We all talk about, especially nowadays, the Greater Bay Area, within the Guangdong Province and Hong Kong and Macau [arc]. Why do we have to start it in Macau? Why can’t we go into these parts of China, Guangzhou where there are millions of people and there are shops and there are ideas? We cannot limit ourselves to just Macau. And this is something that we always try to tell the Macau people: being a Macau person doesn’t mean you have to start your business in Macau. 

What do you think of the funding schemes the government is offering to residents, SMEs? 

K.H. – The government has to do something to help these people. The government is trying its best. The only thing, in my opinion, the government has done wrong is promoting too actively and not painting a clearer picture for these youngsters. We all talk about helping you start a business, the Chinese central government has this slogan: ‘Creativity and innovation and starting a business’ – because they have high unemployment, because they want people to come up with creativity and innovation, [but having a] start-up least.

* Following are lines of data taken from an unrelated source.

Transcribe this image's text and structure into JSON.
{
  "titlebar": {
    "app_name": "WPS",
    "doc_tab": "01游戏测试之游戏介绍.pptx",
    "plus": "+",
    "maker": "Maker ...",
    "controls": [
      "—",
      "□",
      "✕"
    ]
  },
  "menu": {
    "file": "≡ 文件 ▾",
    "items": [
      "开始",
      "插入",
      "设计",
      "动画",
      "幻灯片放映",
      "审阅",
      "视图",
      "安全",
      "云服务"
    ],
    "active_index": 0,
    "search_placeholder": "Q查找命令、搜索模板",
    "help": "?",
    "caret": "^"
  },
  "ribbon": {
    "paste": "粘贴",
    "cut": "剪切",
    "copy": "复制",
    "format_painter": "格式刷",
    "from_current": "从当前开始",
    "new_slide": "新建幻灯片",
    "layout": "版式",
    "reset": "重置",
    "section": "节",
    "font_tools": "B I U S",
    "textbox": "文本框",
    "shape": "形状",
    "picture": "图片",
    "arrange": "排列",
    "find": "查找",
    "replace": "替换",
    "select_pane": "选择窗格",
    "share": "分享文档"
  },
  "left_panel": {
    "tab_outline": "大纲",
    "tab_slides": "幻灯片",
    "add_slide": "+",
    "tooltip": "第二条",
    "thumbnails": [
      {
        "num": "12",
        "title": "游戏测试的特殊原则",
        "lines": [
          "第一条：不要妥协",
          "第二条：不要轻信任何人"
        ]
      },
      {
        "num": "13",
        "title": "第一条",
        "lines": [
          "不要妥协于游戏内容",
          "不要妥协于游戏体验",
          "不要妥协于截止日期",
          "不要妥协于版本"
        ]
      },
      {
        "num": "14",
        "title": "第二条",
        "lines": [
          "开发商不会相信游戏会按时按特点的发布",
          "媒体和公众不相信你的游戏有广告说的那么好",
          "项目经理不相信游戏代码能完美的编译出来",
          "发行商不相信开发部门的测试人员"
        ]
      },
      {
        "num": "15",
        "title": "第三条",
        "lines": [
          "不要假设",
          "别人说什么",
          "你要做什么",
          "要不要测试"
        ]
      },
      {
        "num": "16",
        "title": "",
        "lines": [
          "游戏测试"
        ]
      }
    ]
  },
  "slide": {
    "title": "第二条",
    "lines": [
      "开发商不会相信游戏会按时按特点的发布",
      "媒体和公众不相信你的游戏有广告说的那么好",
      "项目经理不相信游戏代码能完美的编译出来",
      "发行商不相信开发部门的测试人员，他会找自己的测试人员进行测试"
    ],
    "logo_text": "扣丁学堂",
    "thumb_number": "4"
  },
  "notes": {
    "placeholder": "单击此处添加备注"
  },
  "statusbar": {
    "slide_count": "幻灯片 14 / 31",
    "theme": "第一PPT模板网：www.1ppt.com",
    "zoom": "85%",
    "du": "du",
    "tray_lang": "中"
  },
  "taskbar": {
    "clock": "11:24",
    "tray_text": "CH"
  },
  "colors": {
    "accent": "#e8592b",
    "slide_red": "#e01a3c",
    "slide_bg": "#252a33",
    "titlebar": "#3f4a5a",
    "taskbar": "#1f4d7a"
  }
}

Macau is supporting these ideas, following our central government’s move, but Macau is a different place, we have low unemployment, we have high costs. Let these people gain more experience. We have to support people when they start up a business but we want to support people who are ready. This is the only thing that the Macau Government hasn’t done. They should tell people ‘We will help you to build your own business when you are ready’. [At the moment] people think ‘Oh, as long as I’m happy, as long as I have an idea, I’ll go and start my business and the government will support [it]’. And then the business dies. 

Can you estimate what might be the investment overall in the near two, three years in Portugal? 

K.H. – It’s very hard to say, it depends on what comes up. [If] we were in Portugal and someone gave me a pool of assets of 400 million euros, of course it’s beyond our ability to do it. A couple of million here and there, yes or no, I don’t know. We have some funds here now, but a year later, maybe in two months, I sell some of my other investments in Macau or Hong Kong and then I may have more money. Otherwise, if there’s something in Macau or Hong Kong that [was a] good investment, I might invest back here. We always look at good opportunities.

I am an investor.